Source: www.grammarerrors.com

 

Anomalies – La nouvelle orthographe November 20, 2011

Anomalies

Quelques familles sont réaccordées (ex. : bonhommie comme bonhomme, charriot comme charrue, chaussetrappe comme trappe, combattivité comme battre, déciller comme cil, imbécilité comme imbécile, innommé comme nommé, persiffler comme siffler, prudhommie comme homme, ventail comme vent).

Quelques anomalies sont supprimées (ex. : les participes passés absout et dissout, assoir, douçâtre, exéma comme examen, levreau comme agneau, nénufar, ognon comme pognon, relai comme balai, saccarine, tocade).
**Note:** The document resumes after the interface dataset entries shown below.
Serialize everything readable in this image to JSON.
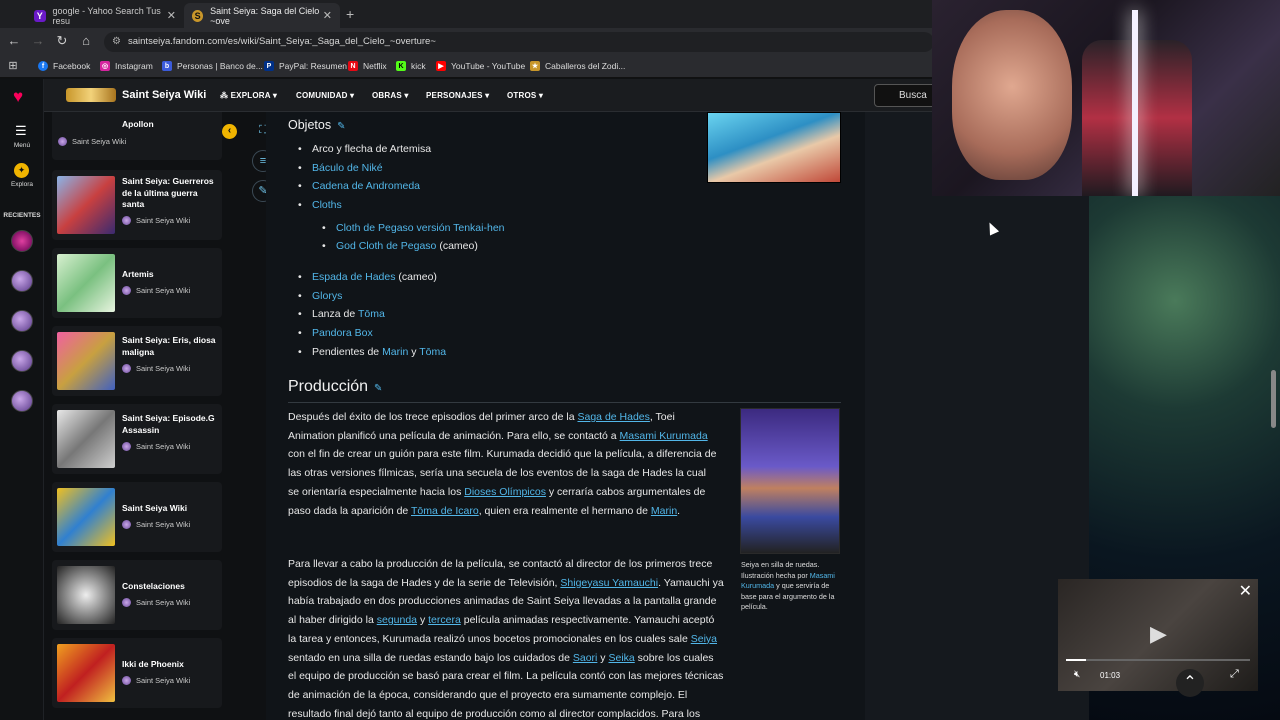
{
  "browser": {
    "tabs": [
      {
        "title": "google - Yahoo Search Tus resu"
      },
      {
        "title": "Saint Seiya: Saga del Cielo ~ove"
      }
    ],
    "url": "saintseiya.fandom.com/es/wiki/Saint_Seiya:_Saga_del_Cielo_~overture~",
    "bookmarks": [
      "Facebook",
      "Instagram",
      "Personas | Banco de...",
      "PayPal: Resumen",
      "Netflix",
      "kick",
      "YouTube - YouTube",
      "Caballeros del Zodi..."
    ]
  },
  "rail": {
    "menu": "Menú",
    "explore": "Explora",
    "recent": "RECIENTES"
  },
  "wiki": {
    "name": "Saint Seiya Wiki",
    "nav": [
      "EXPLORA",
      "COMUNIDAD",
      "OBRAS",
      "PERSONAJES",
      "OTROS"
    ],
    "search_label": "Busca"
  },
  "recent_list": {
    "partial_title": "Apollon",
    "partial_source": "Saint Seiya Wiki",
    "items": [
      {
        "title": "Saint Seiya: Guerreros de la última guerra santa",
        "source": "Saint Seiya Wiki"
      },
      {
        "title": "Artemis",
        "source": "Saint Seiya Wiki"
      },
      {
        "title": "Saint Seiya: Eris, diosa maligna",
        "source": "Saint Seiya Wiki"
      },
      {
        "title": "Saint Seiya: Episode.G Assassin",
        "source": "Saint Seiya Wiki"
      },
      {
        "title": "Saint Seiya Wiki",
        "source": "Saint Seiya Wiki"
      },
      {
        "title": "Constelaciones",
        "source": "Saint Seiya Wiki"
      },
      {
        "title": "Ikki de Phoenix",
        "source": "Saint Seiya Wiki"
      }
    ]
  },
  "article": {
    "objects_heading": "Objetos",
    "objects": {
      "item1": "Arco y flecha de Artemisa",
      "item2_link": "Báculo de Niké",
      "item3_link": "Cadena de Andromeda",
      "item4_link": "Cloths",
      "sub1_link": "Cloth de Pegaso versión Tenkai-hen",
      "sub2_link": "God Cloth de Pegaso",
      "sub2_text": " (cameo)",
      "item5_link": "Espada de Hades",
      "item5_text": " (cameo)",
      "item6_link": "Glorys",
      "item7_text": "Lanza de ",
      "item7_link": "Tōma",
      "item8_link": "Pandora Box",
      "item9_text1": "Pendientes de ",
      "item9_link1": "Marin",
      "item9_text2": " y ",
      "item9_link2": "Tōma"
    },
    "production_heading": "Producción",
    "p1": {
      "t1": "Después del éxito de los trece episodios del primer arco de la ",
      "l1": "Saga de Hades",
      "t2": ", Toei Animation planificó una película de animación. Para ello, se contactó a ",
      "l2": "Masami Kurumada",
      "t3": " con el fin de crear un guión para este film. Kurumada decidió que la película, a diferencia de las otras versiones fílmicas, sería una secuela de los eventos de la saga de Hades la cual se orientaría especialmente hacia los ",
      "l3": "Dioses Olímpicos",
      "t4": " y cerraría cabos argumentales de paso dada la aparición de ",
      "l4": "Tōma de Icaro",
      "t5": ", quien era realmente el hermano de ",
      "l5": "Marin",
      "t6": "."
    },
    "p2": {
      "t1": "Para llevar a cabo la producción de la película, se contactó al director de los primeros trece episodios de la saga de Hades y de la serie de Televisión, ",
      "l1": "Shigeyasu Yamauchi",
      "t2": ". Yamauchi ya había trabajado en dos producciones animadas de Saint Seiya llevadas a la pantalla grande al haber dirigido la ",
      "l2": "segunda",
      "t3": " y ",
      "l3": "tercera",
      "t4": " película animadas respectivamente. Yamauchi aceptó la tarea y entonces, Kurumada realizó unos bocetos promocionales en los cuales sale ",
      "l4": "Seiya",
      "t5": " sentado en una silla de ruedas estando bajo los cuidados de ",
      "l5": "Saori",
      "t6": " y ",
      "l6": "Seika",
      "t7": " sobre los cuales el equipo de producción se basó para crear el film. La película contó con las mejores técnicas de animación de la época, considerando que el proyecto era sumamente complejo. El resultado final dejó tanto al equipo de producción como al director complacidos. Para los diseños de personajes y la dirección de animación, se volvió"
    },
    "caption": {
      "t1": "Seiya en silla de ruedas. Ilustración hecha por ",
      "l1": "Masami Kurumada",
      "t2": " y que serviría de base para el argumento de la película."
    }
  },
  "video": {
    "time": "01:03",
    "progress": 0.11
  }
}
Un accent est ajouté dans quelques mots, où il avait été omis ou dont la prononciation a changé (ex. : bésicles).

La finale -illier est remplacée par la finale -iller lorsque le i qui suit les deux l ne s’entend pas (ex. : quincailler, serpillère).

N.B. On conserve toutefois le suffixe -illier dans les noms d’arbres et de végétaux (ex. : groseillier).

Source : la rédaction du site orthographe-recommandee.info*.

 

Bad Badly – Good grammar, it’s hot! November 6, 2011

Bad Badly

Do you feel bad or badly?

Should you want something bad or badly?

Whether to use bad or badly can be determined by identifying the type of verb in the sentence and understanding how bad and badly differ as parts of speech.

Bad is an adjective, so it describes a noun or pronoun. Badly is an adverb so, like all adverbs, it describes a verb, adjective, or another adverb.

Most verbs perform action, but linking verbs are different: they are not performing an action, but are connecting the subject with another word in the sentence. The word feel, when it refers to emotions, serves as a linking verb that connects the subject (always a noun or pronoun) of the sentence with the adjective that follows the verb. When using the verb feel in referring to an emotion or state of mind, always follow it with the adjective bad.
In other cases when an action verb is used (like the verb want), use the adverb badly:

He feels bad that he forgot his mother’s birthday.

He wants a new car badly.

Source: www.grammarerrors.com

 

L’accord du participe passé – La nouvelle orthographe October 26, 2011

L’accord du participe passé

Le participe passé de laisser suivi d’un infinitif est invariable (ex. : les enfants que nous avons laissé partir sur le modèle de les enfants que nous avons fait partir, elle s’est laissé mourir sur le modèle de elle s’est fait mourir).

 Source : la rédaction du site orthographe-recommandee.info*.

 

Alter Altar – Good grammar, it’s hot! October 12, 2011

I think good grammar is important and attractive! As a VA, it is part of my job to notice grammar, spelling and the proper use of words. Common mistakes can do serious damage to an otherwise stellar reputation. Think about the image you project and proofread, do some research, look it up…or ask me!

Alter Altar

Alter and altar can be easily confused because of their one-letter spelling difference. Usually writers know which meaning they want to convey, but they can’t remember which spelling goes with which word.

Alter (with an “e”) is to change or make something different. Altar (with an “a”) has the religious meaning of a place of sacrifice or center of worship.

Here’s a tip for remembering the difference between the two:

Alter is an action, so it requires effort; effort is a word that starts with the letter “e”.

Source: www.grammarerrors.com